Items from an interface collection
· · · · ·

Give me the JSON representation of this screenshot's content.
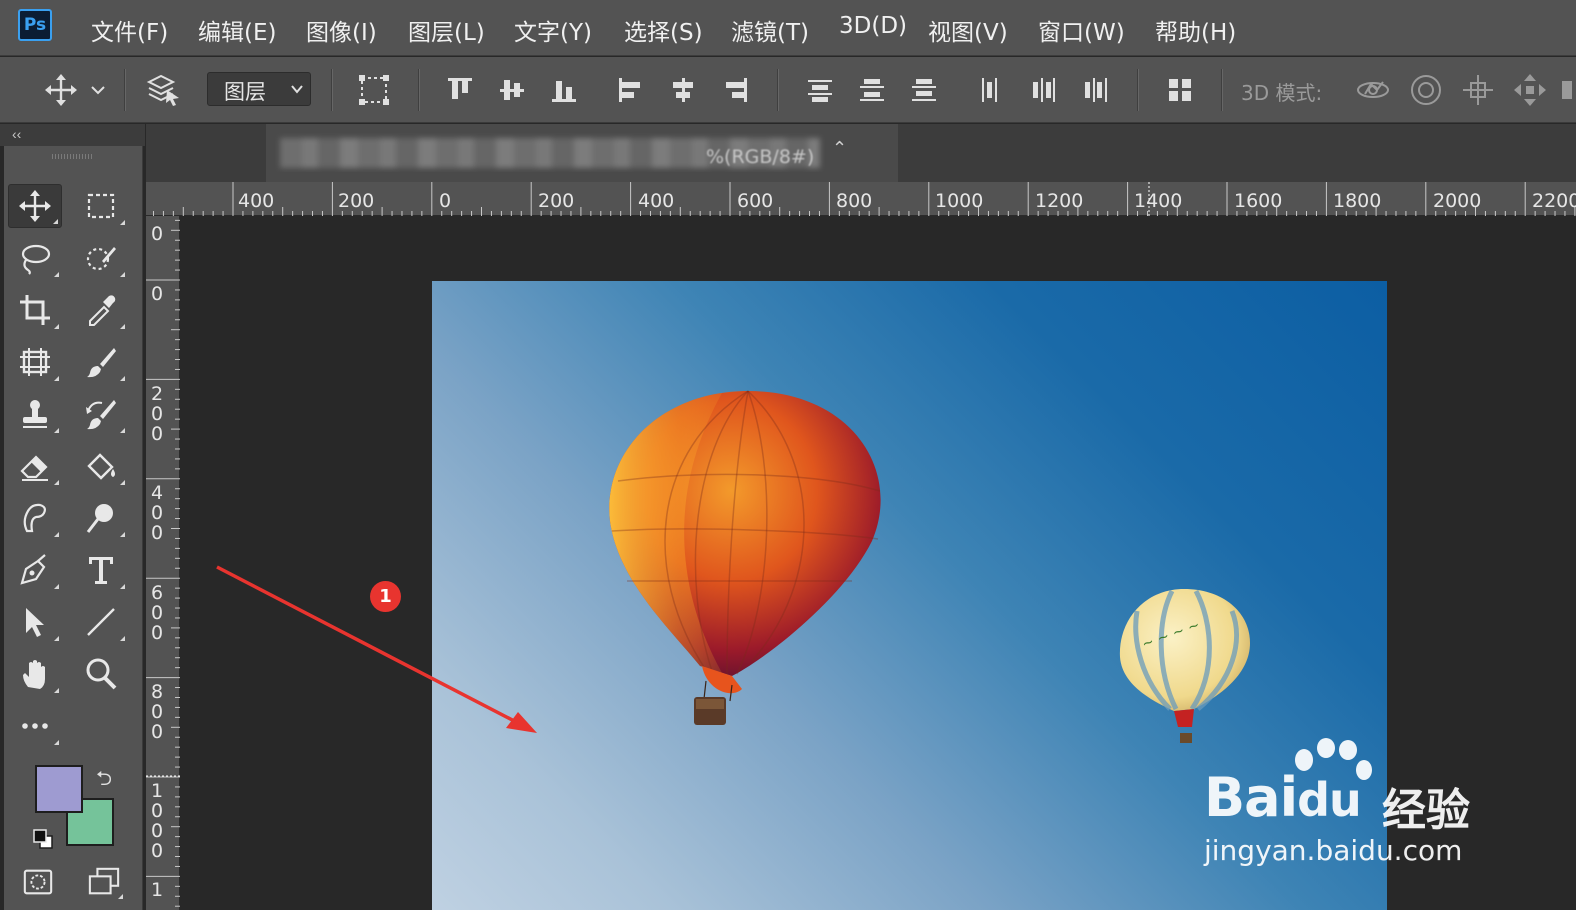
{
  "app": {
    "logo": "Ps"
  },
  "menu": [
    {
      "id": "file",
      "label": "文件(F)"
    },
    {
      "id": "edit",
      "label": "编辑(E)"
    },
    {
      "id": "image",
      "label": "图像(I)"
    },
    {
      "id": "layer",
      "label": "图层(L)"
    },
    {
      "id": "type",
      "label": "文字(Y)"
    },
    {
      "id": "select",
      "label": "选择(S)"
    },
    {
      "id": "filter",
      "label": "滤镜(T)"
    },
    {
      "id": "3d",
      "label": "3D(D)"
    },
    {
      "id": "view",
      "label": "视图(V)"
    },
    {
      "id": "window",
      "label": "窗口(W)"
    },
    {
      "id": "help",
      "label": "帮助(H)"
    }
  ],
  "options_bar": {
    "auto_select_target": "图层",
    "mode_3d_label": "3D 模式:",
    "icons": [
      "move-icon",
      "auto-select-layers-icon",
      "transform-controls-icon",
      "align-top-icon",
      "align-vertical-center-icon",
      "align-bottom-icon",
      "align-left-icon",
      "align-horizontal-center-icon",
      "align-right-icon",
      "distribute-top-icon",
      "distribute-vertical-center-icon",
      "distribute-bottom-icon",
      "distribute-left-icon",
      "distribute-horizontal-center-icon",
      "distribute-right-icon",
      "auto-align-icon",
      "3d-orbit-icon",
      "3d-roll-icon",
      "3d-pan-icon",
      "3d-slide-icon"
    ]
  },
  "document": {
    "tab_title_visible": "%(RGB/8#)"
  },
  "ruler": {
    "horizontal_labels": [
      "400",
      "200",
      "0",
      "200",
      "400",
      "600",
      "800",
      "1000",
      "1200",
      "1400",
      "1600",
      "1800",
      "2000",
      "2200"
    ],
    "vertical_labels": [
      "0",
      "0",
      "200",
      "400",
      "600",
      "800",
      "1000",
      "1"
    ]
  },
  "tools": [
    {
      "name": "move-tool",
      "icon": "move-icon",
      "active": true
    },
    {
      "name": "marquee-tool",
      "icon": "rectangle-marquee-icon"
    },
    {
      "name": "lasso-tool",
      "icon": "lasso-icon"
    },
    {
      "name": "quick-selection-tool",
      "icon": "quick-selection-icon"
    },
    {
      "name": "crop-tool",
      "icon": "crop-icon"
    },
    {
      "name": "eyedropper-tool",
      "icon": "eyedropper-icon"
    },
    {
      "name": "spot-healing-tool",
      "icon": "healing-brush-icon"
    },
    {
      "name": "brush-tool",
      "icon": "brush-icon"
    },
    {
      "name": "clone-stamp-tool",
      "icon": "stamp-icon"
    },
    {
      "name": "history-brush-tool",
      "icon": "history-brush-icon"
    },
    {
      "name": "eraser-tool",
      "icon": "eraser-icon"
    },
    {
      "name": "paint-bucket-tool",
      "icon": "paint-bucket-icon"
    },
    {
      "name": "smudge-tool",
      "icon": "smudge-icon"
    },
    {
      "name": "dodge-tool",
      "icon": "dodge-icon"
    },
    {
      "name": "pen-tool",
      "icon": "pen-icon"
    },
    {
      "name": "type-tool",
      "icon": "type-icon"
    },
    {
      "name": "path-selection-tool",
      "icon": "arrow-pointer-icon"
    },
    {
      "name": "line-tool",
      "icon": "line-icon"
    },
    {
      "name": "hand-tool",
      "icon": "hand-icon"
    },
    {
      "name": "zoom-tool",
      "icon": "magnifier-icon"
    },
    {
      "name": "edit-toolbar",
      "icon": "more-dots-icon"
    }
  ],
  "colors": {
    "foreground": "#9e9bd1",
    "background": "#75c39a",
    "accent": "#3aa0f0",
    "annotation": "#e8342f"
  },
  "annotation": {
    "step_number": "1"
  },
  "watermark": {
    "brand": "Bai",
    "brand_paw": "du",
    "brand_cn": "经验",
    "url": "jingyan.baidu.com"
  }
}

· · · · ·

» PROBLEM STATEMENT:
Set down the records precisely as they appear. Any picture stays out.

» OUTPUT OF THE EXERCISE:
Give me the JSON representation of this screenshot's content.
{
  "app": {
    "logo": "Ps"
  },
  "menu": [
    {
      "id": "file",
      "label": "文件(F)"
    },
    {
      "id": "edit",
      "label": "编辑(E)"
    },
    {
      "id": "image",
      "label": "图像(I)"
    },
    {
      "id": "layer",
      "label": "图层(L)"
    },
    {
      "id": "type",
      "label": "文字(Y)"
    },
    {
      "id": "select",
      "label": "选择(S)"
    },
    {
      "id": "filter",
      "label": "滤镜(T)"
    },
    {
      "id": "3d",
      "label": "3D(D)"
    },
    {
      "id": "view",
      "label": "视图(V)"
    },
    {
      "id": "window",
      "label": "窗口(W)"
    },
    {
      "id": "help",
      "label": "帮助(H)"
    }
  ],
  "options_bar": {
    "auto_select_target": "图层",
    "mode_3d_label": "3D 模式:",
    "icons": [
      "move-icon",
      "auto-select-layers-icon",
      "transform-controls-icon",
      "align-top-icon",
      "align-vertical-center-icon",
      "align-bottom-icon",
      "align-left-icon",
      "align-horizontal-center-icon",
      "align-right-icon",
      "distribute-top-icon",
      "distribute-vertical-center-icon",
      "distribute-bottom-icon",
      "distribute-left-icon",
      "distribute-horizontal-center-icon",
      "distribute-right-icon",
      "auto-align-icon",
      "3d-orbit-icon",
      "3d-roll-icon",
      "3d-pan-icon",
      "3d-slide-icon"
    ]
  },
  "document": {
    "tab_title_visible": "%(RGB/8#)"
  },
  "ruler": {
    "horizontal_labels": [
      "400",
      "200",
      "0",
      "200",
      "400",
      "600",
      "800",
      "1000",
      "1200",
      "1400",
      "1600",
      "1800",
      "2000",
      "2200"
    ],
    "vertical_labels": [
      "0",
      "0",
      "200",
      "400",
      "600",
      "800",
      "1000",
      "1"
    ]
  },
  "tools": [
    {
      "name": "move-tool",
      "icon": "move-icon",
      "active": true
    },
    {
      "name": "marquee-tool",
      "icon": "rectangle-marquee-icon"
    },
    {
      "name": "lasso-tool",
      "icon": "lasso-icon"
    },
    {
      "name": "quick-selection-tool",
      "icon": "quick-selection-icon"
    },
    {
      "name": "crop-tool",
      "icon": "crop-icon"
    },
    {
      "name": "eyedropper-tool",
      "icon": "eyedropper-icon"
    },
    {
      "name": "spot-healing-tool",
      "icon": "healing-brush-icon"
    },
    {
      "name": "brush-tool",
      "icon": "brush-icon"
    },
    {
      "name": "clone-stamp-tool",
      "icon": "stamp-icon"
    },
    {
      "name": "history-brush-tool",
      "icon": "history-brush-icon"
    },
    {
      "name": "eraser-tool",
      "icon": "eraser-icon"
    },
    {
      "name": "paint-bucket-tool",
      "icon": "paint-bucket-icon"
    },
    {
      "name": "smudge-tool",
      "icon": "smudge-icon"
    },
    {
      "name": "dodge-tool",
      "icon": "dodge-icon"
    },
    {
      "name": "pen-tool",
      "icon": "pen-icon"
    },
    {
      "name": "type-tool",
      "icon": "type-icon"
    },
    {
      "name": "path-selection-tool",
      "icon": "arrow-pointer-icon"
    },
    {
      "name": "line-tool",
      "icon": "line-icon"
    },
    {
      "name": "hand-tool",
      "icon": "hand-icon"
    },
    {
      "name": "zoom-tool",
      "icon": "magnifier-icon"
    },
    {
      "name": "edit-toolbar",
      "icon": "more-dots-icon"
    }
  ],
  "colors": {
    "foreground": "#9e9bd1",
    "background": "#75c39a",
    "accent": "#3aa0f0",
    "annotation": "#e8342f"
  },
  "annotation": {
    "step_number": "1"
  },
  "watermark": {
    "brand": "Bai",
    "brand_paw": "du",
    "brand_cn": "经验",
    "url": "jingyan.baidu.com"
  }
}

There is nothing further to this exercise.